Please copy out each line of the listing that contains the word "spaces".
▬▬▬▬▬▬▬▬▬▬
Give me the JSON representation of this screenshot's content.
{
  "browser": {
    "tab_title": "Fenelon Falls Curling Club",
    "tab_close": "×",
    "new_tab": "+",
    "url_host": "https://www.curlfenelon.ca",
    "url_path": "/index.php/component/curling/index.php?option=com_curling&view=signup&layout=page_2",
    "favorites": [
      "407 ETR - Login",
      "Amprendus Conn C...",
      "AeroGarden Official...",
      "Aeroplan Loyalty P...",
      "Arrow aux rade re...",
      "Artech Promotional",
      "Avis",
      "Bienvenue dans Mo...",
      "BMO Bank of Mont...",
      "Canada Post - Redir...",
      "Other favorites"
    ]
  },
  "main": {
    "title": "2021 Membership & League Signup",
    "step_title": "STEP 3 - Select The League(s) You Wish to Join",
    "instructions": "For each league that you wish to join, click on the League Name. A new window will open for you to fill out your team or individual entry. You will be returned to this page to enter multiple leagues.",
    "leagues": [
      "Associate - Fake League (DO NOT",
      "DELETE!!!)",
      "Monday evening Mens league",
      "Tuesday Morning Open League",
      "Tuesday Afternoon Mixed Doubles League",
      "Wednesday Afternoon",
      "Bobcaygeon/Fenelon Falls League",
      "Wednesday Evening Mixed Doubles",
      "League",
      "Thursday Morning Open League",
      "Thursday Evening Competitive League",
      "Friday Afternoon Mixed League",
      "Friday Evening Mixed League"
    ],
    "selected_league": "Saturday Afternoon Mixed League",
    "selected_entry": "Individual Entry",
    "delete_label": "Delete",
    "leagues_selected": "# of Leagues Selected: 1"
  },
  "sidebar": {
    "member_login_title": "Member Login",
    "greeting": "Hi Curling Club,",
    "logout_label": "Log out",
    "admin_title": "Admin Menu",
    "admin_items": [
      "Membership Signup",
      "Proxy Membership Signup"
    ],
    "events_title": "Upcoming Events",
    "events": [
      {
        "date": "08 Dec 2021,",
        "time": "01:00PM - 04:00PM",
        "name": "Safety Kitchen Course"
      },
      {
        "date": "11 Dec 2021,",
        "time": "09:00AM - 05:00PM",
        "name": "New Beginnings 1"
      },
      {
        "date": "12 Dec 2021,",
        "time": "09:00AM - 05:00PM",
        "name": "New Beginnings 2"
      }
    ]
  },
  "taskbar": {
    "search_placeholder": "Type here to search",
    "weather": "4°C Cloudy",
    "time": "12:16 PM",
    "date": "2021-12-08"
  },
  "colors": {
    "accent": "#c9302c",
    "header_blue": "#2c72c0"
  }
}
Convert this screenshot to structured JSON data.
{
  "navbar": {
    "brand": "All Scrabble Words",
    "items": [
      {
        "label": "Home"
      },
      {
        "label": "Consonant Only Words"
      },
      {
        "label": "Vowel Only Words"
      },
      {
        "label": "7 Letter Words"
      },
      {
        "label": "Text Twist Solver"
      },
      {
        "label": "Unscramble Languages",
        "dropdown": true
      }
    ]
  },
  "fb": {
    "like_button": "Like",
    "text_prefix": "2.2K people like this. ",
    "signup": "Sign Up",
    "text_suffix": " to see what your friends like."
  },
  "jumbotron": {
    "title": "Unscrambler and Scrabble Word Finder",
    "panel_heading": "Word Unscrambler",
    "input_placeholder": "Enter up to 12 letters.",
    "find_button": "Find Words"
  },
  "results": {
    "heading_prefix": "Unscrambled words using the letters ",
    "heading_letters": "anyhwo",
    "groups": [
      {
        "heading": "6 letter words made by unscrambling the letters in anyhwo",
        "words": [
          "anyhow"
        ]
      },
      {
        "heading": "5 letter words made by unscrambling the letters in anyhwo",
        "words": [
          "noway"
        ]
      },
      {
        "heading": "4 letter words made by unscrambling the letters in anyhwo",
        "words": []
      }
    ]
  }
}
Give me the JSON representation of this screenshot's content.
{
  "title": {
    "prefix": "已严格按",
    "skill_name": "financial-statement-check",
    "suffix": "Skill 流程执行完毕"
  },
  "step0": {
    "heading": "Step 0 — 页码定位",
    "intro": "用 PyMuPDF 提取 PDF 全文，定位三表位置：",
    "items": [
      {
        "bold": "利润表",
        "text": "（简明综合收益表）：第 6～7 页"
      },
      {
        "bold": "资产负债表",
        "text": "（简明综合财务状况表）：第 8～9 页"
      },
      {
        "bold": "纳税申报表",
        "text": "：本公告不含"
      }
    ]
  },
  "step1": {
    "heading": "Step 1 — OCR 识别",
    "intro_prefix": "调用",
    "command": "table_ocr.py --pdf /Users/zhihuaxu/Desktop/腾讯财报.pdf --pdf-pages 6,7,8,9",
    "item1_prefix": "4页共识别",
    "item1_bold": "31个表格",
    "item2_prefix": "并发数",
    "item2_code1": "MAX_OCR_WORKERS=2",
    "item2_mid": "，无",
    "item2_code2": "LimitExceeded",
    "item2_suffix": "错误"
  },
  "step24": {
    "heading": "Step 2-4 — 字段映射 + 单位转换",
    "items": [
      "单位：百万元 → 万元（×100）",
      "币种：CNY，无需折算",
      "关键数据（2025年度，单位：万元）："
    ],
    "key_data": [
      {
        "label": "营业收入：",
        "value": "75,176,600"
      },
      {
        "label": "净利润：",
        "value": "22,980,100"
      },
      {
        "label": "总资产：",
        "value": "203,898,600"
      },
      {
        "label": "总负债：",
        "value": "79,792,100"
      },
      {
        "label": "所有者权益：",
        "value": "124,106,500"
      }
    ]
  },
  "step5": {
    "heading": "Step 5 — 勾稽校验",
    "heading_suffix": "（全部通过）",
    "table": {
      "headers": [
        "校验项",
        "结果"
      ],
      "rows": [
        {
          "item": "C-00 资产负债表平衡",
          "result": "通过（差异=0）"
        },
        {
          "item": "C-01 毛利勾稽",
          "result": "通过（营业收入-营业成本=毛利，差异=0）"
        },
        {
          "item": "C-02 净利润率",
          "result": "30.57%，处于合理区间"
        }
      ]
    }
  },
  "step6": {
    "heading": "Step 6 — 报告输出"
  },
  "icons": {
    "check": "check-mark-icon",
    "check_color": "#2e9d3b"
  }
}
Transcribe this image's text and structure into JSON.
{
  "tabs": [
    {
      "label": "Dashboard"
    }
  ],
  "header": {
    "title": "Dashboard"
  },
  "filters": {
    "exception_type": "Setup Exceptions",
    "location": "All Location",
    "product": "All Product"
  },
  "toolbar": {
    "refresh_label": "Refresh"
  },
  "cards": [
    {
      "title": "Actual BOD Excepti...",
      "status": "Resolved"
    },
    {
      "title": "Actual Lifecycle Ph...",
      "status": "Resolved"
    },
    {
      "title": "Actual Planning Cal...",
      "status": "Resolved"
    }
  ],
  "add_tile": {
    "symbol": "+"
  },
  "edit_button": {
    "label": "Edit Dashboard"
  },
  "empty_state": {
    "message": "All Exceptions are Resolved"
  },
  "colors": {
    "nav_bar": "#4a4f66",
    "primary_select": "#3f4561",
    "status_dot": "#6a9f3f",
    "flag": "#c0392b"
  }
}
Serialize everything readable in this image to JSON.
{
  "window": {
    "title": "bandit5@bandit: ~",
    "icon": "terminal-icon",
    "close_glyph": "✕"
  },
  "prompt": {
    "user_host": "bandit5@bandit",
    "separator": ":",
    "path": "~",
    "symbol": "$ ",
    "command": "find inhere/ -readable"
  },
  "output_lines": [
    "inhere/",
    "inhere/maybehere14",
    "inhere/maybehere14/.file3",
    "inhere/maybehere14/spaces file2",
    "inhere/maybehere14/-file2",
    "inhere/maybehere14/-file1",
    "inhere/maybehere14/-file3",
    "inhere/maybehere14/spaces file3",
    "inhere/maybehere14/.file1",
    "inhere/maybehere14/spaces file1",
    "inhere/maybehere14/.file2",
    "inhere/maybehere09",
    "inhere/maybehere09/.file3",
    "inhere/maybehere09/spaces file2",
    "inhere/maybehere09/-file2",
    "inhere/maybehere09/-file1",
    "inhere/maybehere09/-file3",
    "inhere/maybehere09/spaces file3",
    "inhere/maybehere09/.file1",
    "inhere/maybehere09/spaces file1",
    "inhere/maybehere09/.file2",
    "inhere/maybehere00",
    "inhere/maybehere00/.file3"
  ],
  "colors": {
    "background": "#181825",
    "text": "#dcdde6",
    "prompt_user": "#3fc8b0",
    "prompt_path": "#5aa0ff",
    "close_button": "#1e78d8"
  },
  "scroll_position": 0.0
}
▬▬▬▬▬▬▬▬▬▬
Result:
    "inhere/maybehere14/spaces file2",
    "inhere/maybehere14/spaces file3",
    "inhere/maybehere14/spaces file1",
    "inhere/maybehere09/spaces file2",
    "inhere/maybehere09/spaces file3",
    "inhere/maybehere09/spaces file1",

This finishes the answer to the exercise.